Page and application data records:
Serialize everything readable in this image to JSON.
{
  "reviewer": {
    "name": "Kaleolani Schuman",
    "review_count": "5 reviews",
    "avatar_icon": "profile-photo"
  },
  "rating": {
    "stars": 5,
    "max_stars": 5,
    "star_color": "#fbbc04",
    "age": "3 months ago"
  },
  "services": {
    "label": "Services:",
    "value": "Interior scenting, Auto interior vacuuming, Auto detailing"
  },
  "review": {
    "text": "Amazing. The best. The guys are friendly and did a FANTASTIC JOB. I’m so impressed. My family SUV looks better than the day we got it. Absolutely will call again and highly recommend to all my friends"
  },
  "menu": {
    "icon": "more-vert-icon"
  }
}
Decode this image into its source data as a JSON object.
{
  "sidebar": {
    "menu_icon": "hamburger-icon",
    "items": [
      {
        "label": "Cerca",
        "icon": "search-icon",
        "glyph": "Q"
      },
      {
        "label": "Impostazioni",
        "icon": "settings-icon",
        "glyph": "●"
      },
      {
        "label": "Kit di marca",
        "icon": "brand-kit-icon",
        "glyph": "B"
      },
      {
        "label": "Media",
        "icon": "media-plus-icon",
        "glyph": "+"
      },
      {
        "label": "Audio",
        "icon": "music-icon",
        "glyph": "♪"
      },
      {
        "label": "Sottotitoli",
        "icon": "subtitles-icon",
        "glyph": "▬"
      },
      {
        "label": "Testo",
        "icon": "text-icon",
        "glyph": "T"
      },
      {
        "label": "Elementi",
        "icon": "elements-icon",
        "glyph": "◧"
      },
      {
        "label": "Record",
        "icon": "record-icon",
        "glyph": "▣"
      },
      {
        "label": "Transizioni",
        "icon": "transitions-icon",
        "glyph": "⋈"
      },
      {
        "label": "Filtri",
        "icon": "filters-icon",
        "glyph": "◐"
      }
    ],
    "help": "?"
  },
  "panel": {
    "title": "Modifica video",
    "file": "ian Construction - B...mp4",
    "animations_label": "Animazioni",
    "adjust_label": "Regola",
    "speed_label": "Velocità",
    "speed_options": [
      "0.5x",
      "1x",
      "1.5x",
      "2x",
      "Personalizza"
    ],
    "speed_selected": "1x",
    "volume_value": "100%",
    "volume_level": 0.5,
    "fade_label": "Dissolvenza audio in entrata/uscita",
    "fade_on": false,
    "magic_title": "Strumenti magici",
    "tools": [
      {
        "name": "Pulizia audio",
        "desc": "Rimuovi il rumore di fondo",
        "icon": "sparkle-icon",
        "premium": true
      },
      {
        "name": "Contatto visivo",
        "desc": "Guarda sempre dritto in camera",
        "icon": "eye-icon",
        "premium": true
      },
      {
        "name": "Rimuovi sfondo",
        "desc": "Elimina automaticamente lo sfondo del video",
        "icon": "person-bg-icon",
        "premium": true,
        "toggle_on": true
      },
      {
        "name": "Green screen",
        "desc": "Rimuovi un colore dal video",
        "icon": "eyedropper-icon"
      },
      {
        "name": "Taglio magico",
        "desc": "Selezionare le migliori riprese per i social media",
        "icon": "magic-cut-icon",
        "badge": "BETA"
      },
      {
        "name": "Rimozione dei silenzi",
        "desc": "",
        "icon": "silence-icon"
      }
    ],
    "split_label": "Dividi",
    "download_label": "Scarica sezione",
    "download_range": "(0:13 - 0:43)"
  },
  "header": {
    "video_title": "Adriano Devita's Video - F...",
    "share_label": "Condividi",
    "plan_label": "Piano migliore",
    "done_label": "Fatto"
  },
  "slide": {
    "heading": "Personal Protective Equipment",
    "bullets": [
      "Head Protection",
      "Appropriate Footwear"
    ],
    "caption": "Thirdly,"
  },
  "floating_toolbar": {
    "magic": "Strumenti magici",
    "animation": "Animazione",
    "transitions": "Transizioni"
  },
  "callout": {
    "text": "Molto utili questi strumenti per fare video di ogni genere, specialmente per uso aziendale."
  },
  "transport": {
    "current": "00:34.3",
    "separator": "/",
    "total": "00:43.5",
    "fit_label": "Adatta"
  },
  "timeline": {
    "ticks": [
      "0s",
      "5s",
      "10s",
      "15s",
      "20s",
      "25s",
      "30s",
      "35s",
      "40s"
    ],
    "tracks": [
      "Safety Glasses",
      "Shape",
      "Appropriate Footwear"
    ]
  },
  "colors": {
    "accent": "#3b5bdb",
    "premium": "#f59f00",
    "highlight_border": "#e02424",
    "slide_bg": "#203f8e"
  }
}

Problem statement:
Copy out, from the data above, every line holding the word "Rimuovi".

Exercise answer:
        "desc": "Rimuovi il rumore di fondo",
        "name": "Rimuovi sfondo",
        "desc": "Rimuovi un colore dal video",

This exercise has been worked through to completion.